While other regions feature a lot more prominently in the collection of U.S. embassy cables published by WikiLeaks thus far, a few countries of the CEE region do appear in the kickoff edition of Cablegate. Below is a small selection of initial reactions from the region's bloggers.
Latin America: Summary of Several Leaked Documents on the Region
Erwin from The Latin Americanist summarizes some findings about U.S relations with Honduras, Venezuela, Argentina, Colombia, and Panama from the diplomatic documents recently released by Wikileaks.
Madagascar: Wave of Arrests in the Aftermath of the Failed Coup
In the aftermath of the referendum and simultaneous failed putsch , a veritable waltzes of arrestations and investigations are shedding a sad shadow on the island of Madagascar. Malagasy citizens react to the series of concerning events that have left many of them either incredulous, cynical or just plain blasé.
Philippines: Student unrest over education budget cuts
Students from various public universities in the Philippines held massive protest actions against the budget cuts imposed by the government. Students documented the 'campus strikes' by using the internet.
South Asia: The Morality Of Exposing Others’ Secrets
WikiLeaks, an international non-profit media organization has created waves around the world by publishing 251,287 confidential documents, which detail correspondence between the U.S. State Department and U.S. embassies around the world. Some South Asian bloggers were quick to publish their opinions on this issue.
Jordan: Wikileaks’ “Cablegate” Raises Questions

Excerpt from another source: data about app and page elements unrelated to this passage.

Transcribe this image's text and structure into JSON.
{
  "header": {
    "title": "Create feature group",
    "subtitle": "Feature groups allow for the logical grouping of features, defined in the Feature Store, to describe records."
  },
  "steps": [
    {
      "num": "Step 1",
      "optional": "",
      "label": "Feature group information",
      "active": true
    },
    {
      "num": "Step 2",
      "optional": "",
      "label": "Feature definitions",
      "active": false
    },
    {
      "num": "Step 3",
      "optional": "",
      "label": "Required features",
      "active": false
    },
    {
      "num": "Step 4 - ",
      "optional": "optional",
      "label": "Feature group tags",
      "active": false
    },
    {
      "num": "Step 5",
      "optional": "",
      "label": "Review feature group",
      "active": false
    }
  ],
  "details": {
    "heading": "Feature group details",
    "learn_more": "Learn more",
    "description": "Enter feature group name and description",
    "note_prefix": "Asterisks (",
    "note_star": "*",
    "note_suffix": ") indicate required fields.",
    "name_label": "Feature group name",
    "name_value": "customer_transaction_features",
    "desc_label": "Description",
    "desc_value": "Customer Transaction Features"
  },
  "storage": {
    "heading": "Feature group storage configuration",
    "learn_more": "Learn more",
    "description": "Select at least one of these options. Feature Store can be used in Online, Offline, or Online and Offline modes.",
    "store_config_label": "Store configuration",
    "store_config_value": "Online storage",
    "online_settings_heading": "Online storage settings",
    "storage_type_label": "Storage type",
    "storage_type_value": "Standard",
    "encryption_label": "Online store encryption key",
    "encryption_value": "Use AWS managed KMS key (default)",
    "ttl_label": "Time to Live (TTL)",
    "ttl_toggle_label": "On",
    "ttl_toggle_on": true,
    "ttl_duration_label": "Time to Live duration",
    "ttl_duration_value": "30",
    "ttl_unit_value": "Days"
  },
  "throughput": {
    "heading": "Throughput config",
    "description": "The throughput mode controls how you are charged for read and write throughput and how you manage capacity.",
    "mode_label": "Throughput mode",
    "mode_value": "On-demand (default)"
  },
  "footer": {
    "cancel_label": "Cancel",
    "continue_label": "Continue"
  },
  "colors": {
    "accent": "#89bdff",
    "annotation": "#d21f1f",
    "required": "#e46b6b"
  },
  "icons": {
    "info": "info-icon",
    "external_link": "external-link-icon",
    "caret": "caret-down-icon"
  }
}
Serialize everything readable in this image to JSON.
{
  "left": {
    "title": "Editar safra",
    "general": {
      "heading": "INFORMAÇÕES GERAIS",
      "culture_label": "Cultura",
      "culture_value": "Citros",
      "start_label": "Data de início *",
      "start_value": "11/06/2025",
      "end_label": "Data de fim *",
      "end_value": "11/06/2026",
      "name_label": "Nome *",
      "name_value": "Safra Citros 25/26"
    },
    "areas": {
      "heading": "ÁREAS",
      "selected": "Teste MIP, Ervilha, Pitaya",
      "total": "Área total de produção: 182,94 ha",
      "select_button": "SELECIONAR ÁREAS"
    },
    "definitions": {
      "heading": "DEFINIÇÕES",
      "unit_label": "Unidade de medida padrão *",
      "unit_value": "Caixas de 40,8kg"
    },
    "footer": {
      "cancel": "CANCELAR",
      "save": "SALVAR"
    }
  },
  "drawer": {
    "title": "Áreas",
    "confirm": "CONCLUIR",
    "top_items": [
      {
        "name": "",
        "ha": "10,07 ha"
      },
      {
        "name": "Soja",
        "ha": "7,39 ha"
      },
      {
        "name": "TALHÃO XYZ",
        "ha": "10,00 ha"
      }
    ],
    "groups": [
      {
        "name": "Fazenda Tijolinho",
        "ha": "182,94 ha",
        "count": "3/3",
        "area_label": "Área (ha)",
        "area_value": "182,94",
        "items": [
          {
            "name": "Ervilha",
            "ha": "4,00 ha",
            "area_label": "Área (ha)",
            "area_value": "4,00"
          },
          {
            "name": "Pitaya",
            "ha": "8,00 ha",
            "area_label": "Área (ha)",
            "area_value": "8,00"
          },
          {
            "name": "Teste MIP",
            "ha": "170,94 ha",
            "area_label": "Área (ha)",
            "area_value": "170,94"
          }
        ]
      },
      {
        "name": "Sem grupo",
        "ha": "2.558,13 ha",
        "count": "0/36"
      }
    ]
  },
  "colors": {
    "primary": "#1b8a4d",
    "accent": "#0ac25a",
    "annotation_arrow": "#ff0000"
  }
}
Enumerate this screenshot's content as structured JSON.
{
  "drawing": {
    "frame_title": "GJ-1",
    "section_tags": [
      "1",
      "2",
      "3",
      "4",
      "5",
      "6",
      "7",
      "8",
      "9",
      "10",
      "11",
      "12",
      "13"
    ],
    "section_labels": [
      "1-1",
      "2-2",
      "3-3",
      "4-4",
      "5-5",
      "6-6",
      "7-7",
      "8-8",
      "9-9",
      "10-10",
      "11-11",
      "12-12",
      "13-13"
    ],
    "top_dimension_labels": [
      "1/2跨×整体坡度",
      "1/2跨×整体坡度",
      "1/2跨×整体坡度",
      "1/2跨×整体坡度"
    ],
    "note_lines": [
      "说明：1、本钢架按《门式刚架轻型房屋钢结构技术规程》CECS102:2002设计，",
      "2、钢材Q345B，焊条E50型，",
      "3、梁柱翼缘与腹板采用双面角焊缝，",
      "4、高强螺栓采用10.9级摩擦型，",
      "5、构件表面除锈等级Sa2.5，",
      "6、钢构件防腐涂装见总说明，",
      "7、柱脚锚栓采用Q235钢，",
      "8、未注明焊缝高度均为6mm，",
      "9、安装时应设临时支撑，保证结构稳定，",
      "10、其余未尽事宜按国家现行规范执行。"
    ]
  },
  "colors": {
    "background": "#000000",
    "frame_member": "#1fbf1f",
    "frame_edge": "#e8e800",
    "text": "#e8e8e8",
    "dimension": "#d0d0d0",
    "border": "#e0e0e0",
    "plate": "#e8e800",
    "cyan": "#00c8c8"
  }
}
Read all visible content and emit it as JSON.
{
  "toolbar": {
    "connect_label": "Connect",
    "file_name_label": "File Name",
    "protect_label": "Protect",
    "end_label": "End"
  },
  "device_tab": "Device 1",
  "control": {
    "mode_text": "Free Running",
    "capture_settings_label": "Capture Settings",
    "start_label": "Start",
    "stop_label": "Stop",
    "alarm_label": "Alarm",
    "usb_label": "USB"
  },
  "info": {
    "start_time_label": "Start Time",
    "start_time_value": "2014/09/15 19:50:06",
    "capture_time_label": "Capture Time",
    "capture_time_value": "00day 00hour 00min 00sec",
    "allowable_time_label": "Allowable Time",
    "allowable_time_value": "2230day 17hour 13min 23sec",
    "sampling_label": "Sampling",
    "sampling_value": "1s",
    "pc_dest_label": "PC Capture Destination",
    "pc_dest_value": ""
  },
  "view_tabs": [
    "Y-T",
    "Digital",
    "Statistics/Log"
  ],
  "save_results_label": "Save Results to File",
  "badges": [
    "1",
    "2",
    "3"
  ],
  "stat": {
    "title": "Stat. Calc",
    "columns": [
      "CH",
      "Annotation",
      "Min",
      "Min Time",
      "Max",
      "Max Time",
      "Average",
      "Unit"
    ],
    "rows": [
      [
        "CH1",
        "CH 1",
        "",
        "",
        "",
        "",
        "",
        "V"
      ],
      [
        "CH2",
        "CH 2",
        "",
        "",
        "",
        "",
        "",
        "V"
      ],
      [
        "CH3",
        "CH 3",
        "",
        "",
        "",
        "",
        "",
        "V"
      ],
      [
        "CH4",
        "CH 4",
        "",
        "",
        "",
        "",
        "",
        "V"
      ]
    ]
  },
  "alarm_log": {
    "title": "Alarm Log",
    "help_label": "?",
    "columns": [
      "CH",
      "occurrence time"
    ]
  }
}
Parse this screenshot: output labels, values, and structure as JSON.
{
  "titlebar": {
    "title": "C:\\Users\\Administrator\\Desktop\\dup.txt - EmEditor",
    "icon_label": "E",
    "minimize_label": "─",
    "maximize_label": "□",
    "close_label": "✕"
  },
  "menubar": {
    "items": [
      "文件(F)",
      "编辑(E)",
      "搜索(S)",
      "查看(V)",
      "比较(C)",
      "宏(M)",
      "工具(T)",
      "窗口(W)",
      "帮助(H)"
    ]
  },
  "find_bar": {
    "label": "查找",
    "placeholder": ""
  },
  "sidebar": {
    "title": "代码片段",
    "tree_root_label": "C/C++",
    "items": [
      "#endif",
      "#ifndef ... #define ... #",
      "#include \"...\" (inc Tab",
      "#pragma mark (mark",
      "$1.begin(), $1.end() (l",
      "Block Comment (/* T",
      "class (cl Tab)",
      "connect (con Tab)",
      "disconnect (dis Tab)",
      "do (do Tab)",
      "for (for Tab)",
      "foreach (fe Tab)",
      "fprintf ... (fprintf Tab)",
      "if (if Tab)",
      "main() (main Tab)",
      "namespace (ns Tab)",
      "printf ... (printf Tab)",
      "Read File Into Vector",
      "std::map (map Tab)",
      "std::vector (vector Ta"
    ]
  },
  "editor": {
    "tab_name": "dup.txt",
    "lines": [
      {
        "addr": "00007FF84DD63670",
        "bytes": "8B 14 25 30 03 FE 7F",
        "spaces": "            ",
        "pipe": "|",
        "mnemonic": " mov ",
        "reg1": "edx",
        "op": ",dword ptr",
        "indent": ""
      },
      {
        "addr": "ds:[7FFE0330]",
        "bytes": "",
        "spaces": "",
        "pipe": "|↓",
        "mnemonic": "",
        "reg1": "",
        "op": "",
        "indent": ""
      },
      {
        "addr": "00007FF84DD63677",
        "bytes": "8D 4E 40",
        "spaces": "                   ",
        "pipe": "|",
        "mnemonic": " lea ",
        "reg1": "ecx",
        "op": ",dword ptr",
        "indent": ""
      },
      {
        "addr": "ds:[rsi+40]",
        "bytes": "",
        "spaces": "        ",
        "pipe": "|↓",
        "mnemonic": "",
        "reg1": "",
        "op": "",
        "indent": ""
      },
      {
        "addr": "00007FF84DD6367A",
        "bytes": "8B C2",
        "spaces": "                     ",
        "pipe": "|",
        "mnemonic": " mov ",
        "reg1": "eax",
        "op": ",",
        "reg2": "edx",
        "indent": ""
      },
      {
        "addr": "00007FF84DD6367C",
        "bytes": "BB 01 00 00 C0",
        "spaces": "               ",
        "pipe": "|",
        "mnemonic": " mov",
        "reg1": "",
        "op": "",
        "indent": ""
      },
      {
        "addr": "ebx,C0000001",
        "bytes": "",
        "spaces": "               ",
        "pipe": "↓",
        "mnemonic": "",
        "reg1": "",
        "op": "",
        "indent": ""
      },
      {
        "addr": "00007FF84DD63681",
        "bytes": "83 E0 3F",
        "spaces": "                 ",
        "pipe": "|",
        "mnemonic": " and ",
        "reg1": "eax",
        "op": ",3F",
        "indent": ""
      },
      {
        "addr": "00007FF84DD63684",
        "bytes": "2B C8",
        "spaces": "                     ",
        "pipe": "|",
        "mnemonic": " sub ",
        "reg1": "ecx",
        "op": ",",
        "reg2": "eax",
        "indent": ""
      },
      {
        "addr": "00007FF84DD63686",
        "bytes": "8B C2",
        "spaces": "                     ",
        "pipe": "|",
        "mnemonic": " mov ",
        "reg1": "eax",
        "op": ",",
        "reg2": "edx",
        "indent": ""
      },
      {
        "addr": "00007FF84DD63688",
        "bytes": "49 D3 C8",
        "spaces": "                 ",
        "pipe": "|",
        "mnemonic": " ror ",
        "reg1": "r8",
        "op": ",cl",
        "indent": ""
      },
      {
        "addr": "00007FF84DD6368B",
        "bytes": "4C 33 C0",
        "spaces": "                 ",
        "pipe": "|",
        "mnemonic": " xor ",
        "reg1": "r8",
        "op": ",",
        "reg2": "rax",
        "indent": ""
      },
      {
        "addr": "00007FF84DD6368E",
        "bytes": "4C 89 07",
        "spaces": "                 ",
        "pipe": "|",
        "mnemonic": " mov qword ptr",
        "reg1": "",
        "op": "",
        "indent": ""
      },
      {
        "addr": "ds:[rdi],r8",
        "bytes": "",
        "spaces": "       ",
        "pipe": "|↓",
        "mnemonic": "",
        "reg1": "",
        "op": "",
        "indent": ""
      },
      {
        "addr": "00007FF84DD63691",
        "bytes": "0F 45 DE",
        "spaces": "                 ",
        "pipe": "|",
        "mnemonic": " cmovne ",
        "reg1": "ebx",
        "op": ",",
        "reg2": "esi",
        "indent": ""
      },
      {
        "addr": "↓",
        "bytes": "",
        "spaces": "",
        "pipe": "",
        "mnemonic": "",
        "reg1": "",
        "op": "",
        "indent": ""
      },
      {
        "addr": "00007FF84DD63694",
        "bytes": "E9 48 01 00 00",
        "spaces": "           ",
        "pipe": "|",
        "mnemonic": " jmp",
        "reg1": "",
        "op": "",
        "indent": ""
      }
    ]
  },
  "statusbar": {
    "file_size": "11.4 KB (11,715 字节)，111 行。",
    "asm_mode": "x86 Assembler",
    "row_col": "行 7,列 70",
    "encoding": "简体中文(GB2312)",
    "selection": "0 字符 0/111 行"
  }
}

The recent Wikileaks release, known as "Cablegate," featured several quotations from Jordanian officials, as well as large numbers of cables from the U.S. Embassy in Amman. Jordanian tweeters had varied initial reactions to the latest leak from the whistle-blower site.